┌──

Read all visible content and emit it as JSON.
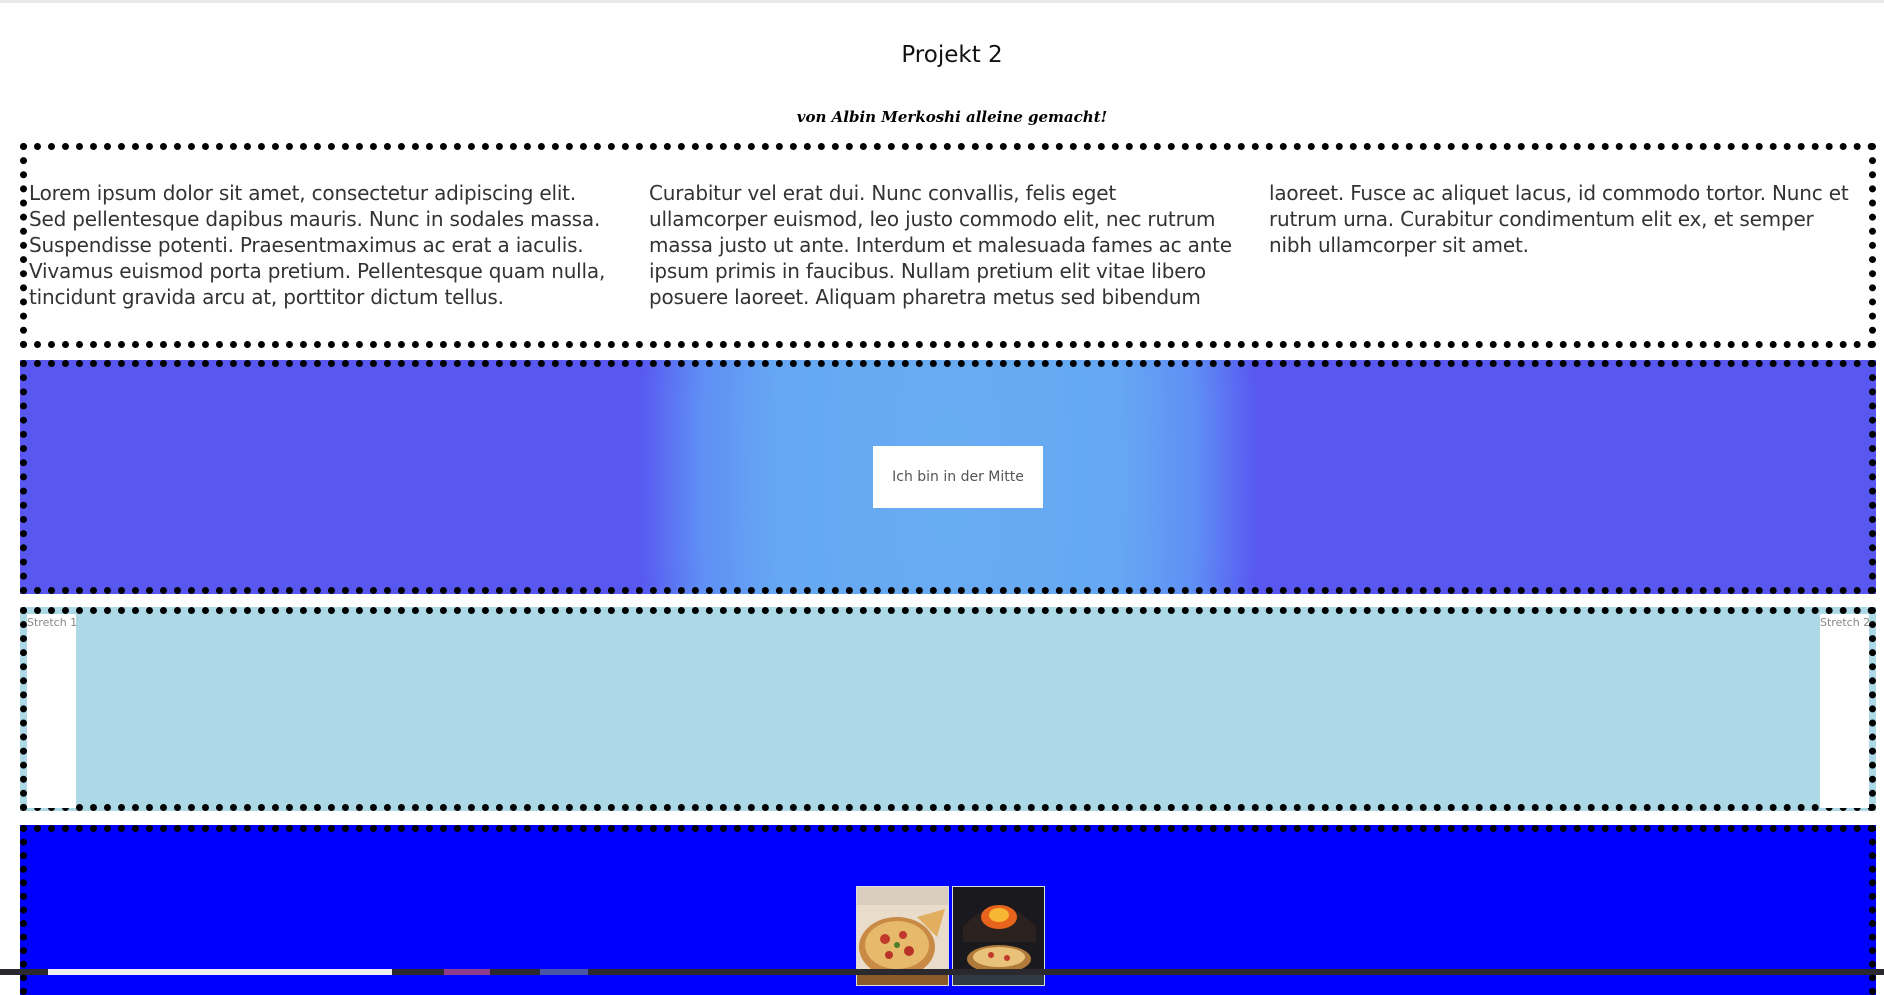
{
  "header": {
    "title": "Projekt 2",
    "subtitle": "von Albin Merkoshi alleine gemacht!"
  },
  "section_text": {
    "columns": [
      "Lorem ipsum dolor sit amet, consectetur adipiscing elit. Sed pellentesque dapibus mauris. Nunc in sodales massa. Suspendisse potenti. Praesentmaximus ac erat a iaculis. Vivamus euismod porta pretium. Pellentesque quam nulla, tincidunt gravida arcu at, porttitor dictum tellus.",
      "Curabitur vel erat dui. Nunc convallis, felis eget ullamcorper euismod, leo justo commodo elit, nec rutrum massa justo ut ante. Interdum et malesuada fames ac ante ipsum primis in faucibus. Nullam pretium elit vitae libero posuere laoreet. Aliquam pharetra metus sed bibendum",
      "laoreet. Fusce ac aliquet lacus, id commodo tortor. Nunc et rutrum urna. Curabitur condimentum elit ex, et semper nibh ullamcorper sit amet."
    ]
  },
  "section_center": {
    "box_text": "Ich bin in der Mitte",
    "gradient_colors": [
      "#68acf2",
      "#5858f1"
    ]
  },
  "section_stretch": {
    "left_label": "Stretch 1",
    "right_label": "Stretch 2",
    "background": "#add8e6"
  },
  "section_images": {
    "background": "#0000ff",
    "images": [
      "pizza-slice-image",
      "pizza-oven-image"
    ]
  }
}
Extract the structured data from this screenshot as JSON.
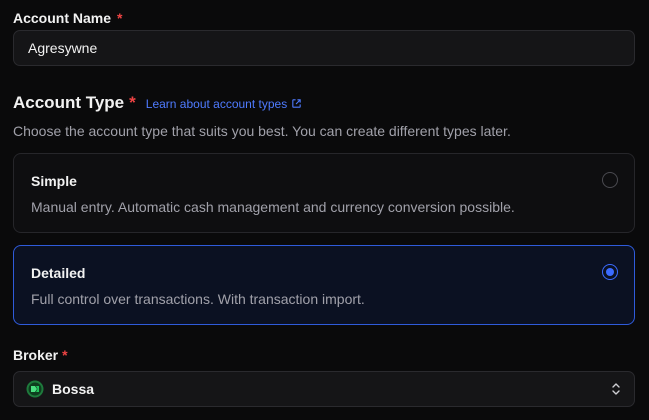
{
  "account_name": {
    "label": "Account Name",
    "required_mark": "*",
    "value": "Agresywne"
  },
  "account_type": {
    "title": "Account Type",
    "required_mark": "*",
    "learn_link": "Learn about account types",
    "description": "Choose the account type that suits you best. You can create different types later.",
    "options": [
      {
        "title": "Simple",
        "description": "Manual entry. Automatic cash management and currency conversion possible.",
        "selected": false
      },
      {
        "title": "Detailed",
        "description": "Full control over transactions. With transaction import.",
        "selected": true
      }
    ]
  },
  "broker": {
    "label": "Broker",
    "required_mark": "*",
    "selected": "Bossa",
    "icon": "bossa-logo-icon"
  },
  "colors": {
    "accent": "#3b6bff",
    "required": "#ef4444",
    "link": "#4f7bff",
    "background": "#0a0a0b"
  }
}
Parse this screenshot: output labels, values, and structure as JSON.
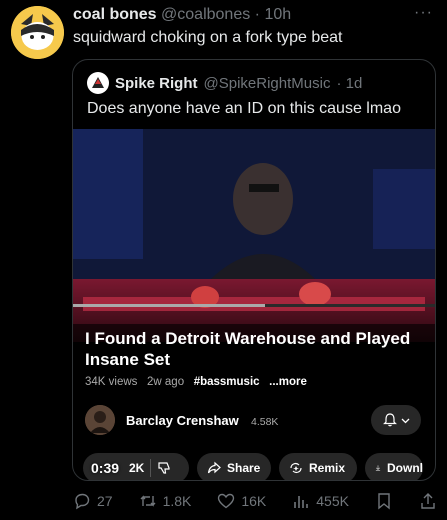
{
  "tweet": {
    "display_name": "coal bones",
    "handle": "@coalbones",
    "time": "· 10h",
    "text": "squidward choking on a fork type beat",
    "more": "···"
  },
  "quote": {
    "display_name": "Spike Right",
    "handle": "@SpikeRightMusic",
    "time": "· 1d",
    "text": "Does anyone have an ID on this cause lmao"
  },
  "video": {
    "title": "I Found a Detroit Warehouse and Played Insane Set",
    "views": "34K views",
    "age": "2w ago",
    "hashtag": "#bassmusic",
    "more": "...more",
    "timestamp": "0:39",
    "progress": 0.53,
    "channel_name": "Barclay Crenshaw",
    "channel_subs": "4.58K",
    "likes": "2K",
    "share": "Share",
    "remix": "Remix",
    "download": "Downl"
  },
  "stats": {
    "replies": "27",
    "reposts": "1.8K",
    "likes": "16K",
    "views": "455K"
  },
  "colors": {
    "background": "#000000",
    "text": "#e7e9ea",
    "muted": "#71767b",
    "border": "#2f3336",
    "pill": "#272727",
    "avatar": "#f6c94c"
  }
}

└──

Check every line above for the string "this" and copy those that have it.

RESPONSE BELOW:
Extract the structured data from this screenshot as JSON.
Parse this screenshot: output labels, values, and structure as JSON.
    "text": "Does anyone have an ID on this cause lmao"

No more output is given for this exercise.